● **TASK TO CARRY OUT**:
Go over the lines below, and when one contains the word "Please", copy it.

--- EXCERPTED RECORDS Enclosed Below ---

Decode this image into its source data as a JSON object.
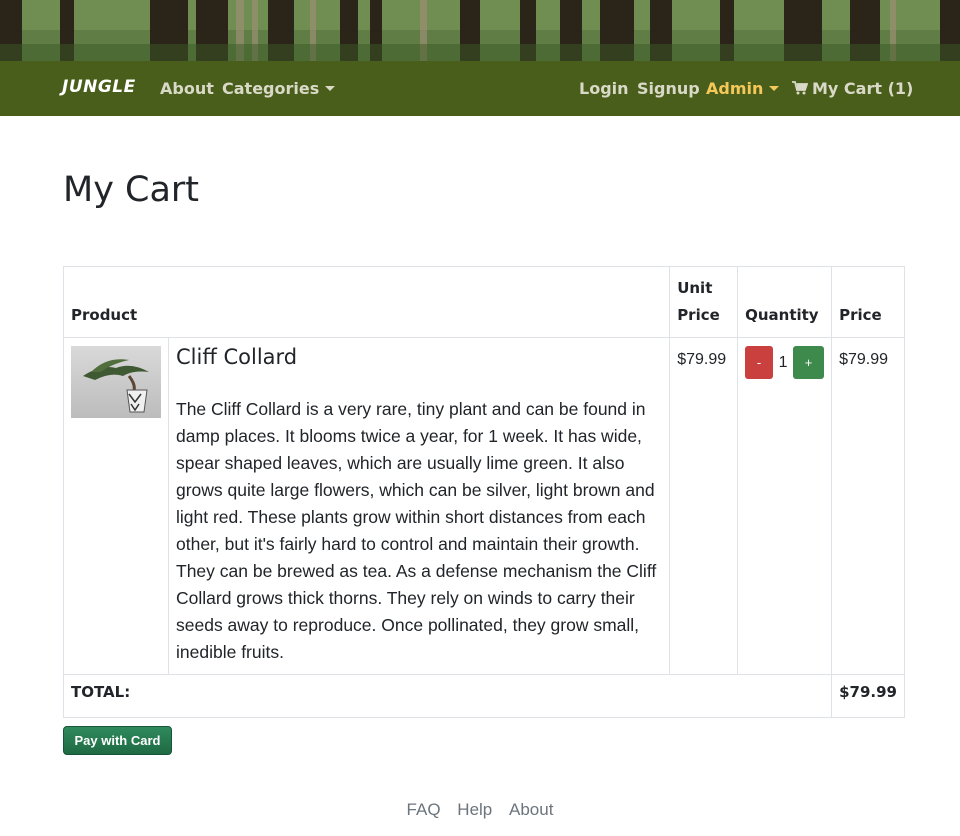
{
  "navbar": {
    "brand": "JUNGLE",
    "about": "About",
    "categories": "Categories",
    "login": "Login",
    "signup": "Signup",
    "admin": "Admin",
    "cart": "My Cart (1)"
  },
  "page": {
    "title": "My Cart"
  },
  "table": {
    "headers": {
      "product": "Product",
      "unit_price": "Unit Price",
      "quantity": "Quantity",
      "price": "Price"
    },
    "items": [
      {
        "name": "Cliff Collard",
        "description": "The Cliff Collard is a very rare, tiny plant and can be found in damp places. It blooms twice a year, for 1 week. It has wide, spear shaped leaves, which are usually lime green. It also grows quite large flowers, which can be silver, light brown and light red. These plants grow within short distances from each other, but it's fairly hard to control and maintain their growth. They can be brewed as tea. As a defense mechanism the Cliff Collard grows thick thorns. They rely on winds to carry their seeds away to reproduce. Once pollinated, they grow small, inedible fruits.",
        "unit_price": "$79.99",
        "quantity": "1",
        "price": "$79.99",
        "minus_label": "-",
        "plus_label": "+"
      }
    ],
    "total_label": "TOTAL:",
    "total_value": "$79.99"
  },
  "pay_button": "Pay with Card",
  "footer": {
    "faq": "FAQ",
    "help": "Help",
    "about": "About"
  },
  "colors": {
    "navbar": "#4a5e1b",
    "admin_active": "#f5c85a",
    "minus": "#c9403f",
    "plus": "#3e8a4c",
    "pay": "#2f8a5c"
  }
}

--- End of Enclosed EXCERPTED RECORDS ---
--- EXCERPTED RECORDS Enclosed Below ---

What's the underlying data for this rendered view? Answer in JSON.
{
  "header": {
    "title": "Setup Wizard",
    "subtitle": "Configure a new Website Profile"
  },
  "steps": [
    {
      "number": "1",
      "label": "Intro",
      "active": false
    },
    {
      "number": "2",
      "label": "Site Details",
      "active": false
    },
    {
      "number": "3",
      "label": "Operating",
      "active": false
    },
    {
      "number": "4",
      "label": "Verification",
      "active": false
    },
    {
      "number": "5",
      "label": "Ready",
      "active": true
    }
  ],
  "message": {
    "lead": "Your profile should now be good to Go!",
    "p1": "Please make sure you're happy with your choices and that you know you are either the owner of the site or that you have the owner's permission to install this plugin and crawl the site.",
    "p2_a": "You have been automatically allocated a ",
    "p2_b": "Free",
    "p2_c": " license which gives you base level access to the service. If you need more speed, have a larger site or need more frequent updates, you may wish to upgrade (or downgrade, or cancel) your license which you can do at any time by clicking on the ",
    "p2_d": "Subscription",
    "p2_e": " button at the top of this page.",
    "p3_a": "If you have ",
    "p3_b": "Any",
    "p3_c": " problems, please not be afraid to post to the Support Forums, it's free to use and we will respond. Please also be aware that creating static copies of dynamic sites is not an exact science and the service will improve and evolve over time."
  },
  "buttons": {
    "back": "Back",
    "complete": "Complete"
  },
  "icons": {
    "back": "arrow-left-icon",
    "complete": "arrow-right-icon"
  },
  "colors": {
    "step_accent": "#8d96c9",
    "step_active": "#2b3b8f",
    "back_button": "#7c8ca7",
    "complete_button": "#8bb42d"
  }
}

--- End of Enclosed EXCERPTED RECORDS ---

● **YOUR SOLUTION**:
    "p1": "Please make sure you're happy with your choices and that you know you are either the owner of the site or that you have the owner's permission to install this plugin and crawl the site.",
    "p3_c": " problems, please not be afraid to post to the Support Forums, it's free to use and we will respond. Please also be aware that creating static copies of dynamic sites is not an exact science and the service will improve and evolve over time."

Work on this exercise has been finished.